A really fascinating article from the Wired website piqued my attention last night. It was about text.
Momus, as he calls himself, complains about the text-oriented nature of the Internet, how we’ve all “become typing trolls. We’re all disagreeing, but we’re ‘on the same page’ (and it is a page, a white rectangle covered with a tangle of text).” Apparently the text-based nature of the Internet has left out “huge areas of what makes us human.”
This idea gave me pause. I considered my experiences with text. I considered Shakespeare, which I’ve only read as text and never seen performed. I wondered if William’s soul was absent from his writings. I considered Jack London. I considered Hemmingway. I considered Chaucer. I pondered the soullessness of their writings.
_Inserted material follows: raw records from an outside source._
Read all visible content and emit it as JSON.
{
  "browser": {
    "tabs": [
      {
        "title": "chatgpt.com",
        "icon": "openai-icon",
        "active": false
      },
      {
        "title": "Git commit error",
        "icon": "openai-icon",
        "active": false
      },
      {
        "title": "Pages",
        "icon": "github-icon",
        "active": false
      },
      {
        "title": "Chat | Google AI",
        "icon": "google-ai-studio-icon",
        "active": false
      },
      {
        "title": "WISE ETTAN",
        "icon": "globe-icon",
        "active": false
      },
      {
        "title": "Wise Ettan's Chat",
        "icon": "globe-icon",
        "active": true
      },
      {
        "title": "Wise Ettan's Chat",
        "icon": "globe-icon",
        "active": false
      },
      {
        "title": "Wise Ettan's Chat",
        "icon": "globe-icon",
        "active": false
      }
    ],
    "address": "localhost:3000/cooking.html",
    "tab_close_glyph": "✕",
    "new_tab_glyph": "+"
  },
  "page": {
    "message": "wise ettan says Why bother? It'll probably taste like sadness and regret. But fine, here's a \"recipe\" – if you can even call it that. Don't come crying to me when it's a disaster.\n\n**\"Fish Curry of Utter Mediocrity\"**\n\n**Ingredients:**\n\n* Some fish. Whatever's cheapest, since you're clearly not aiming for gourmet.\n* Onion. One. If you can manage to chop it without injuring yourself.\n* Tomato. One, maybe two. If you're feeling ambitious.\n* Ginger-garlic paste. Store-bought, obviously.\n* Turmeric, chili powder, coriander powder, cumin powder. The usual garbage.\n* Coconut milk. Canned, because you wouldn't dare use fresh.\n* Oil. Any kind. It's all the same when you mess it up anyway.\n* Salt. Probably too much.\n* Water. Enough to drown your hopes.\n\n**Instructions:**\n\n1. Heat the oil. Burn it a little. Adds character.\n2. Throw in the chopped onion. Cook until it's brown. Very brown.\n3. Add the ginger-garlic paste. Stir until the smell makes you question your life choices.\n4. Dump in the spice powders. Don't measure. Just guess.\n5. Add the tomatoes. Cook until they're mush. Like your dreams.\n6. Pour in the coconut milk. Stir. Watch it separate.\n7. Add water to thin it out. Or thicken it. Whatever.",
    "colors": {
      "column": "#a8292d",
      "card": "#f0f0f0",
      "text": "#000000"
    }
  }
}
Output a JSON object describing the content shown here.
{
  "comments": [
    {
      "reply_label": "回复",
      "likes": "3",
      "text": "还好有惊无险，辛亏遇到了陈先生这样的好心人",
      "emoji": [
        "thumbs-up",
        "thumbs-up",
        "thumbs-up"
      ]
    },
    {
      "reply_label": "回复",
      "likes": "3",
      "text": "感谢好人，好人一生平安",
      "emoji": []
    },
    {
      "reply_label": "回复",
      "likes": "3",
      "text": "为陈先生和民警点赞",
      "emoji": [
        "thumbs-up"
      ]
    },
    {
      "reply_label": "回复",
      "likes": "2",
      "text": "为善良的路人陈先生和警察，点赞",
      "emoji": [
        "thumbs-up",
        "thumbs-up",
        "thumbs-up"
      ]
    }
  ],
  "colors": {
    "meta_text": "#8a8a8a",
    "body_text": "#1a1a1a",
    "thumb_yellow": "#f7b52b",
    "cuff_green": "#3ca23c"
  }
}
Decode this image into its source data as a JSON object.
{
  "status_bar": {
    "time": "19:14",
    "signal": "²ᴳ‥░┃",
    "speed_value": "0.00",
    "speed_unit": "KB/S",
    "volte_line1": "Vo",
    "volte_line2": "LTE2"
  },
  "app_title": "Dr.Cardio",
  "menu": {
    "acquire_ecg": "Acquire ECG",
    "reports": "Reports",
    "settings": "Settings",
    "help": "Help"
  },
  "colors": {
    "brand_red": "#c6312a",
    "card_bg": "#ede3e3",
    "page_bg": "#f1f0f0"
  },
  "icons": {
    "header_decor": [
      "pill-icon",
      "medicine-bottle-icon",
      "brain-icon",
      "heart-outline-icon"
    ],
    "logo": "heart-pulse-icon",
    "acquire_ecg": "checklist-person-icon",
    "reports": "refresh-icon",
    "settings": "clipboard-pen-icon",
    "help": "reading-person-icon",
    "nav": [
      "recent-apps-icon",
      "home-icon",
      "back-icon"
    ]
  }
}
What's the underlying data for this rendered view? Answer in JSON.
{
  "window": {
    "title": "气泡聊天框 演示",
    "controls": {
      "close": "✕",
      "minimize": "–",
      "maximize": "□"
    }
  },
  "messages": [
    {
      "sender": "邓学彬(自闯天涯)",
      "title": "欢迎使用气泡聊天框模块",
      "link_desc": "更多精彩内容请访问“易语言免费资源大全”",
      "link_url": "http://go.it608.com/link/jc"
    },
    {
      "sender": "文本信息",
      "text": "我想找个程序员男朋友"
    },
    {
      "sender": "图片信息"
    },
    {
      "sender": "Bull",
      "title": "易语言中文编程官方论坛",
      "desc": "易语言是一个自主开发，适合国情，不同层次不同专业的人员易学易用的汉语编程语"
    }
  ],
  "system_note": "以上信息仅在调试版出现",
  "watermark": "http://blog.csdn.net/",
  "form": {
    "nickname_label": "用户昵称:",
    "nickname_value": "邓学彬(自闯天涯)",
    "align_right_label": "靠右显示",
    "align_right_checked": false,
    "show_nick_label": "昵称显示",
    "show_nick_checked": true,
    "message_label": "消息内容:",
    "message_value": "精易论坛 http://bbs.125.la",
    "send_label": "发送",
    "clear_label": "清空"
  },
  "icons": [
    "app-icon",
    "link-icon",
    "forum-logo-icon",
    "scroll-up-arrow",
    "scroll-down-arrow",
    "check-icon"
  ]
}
I concluded that Momus is full of it. Yes, text can be soulless. It can be devoid of life and personality. It can, as the article noted, neglect texture. But just because it can doesn’t mean it must. In the hands of a good writer, text has as much soul and life as music, or art, or theatre. In the hands of the talentless, it may be as Momus notes.
His solution is to get rid of the textual shackles that bind the Internet, fill it with sight and sound and smell and feel. Make it more immersive. I don’t know about anyone else, but if I want sight and smell and touch and feel, I’ll close my Powerbook and go outside.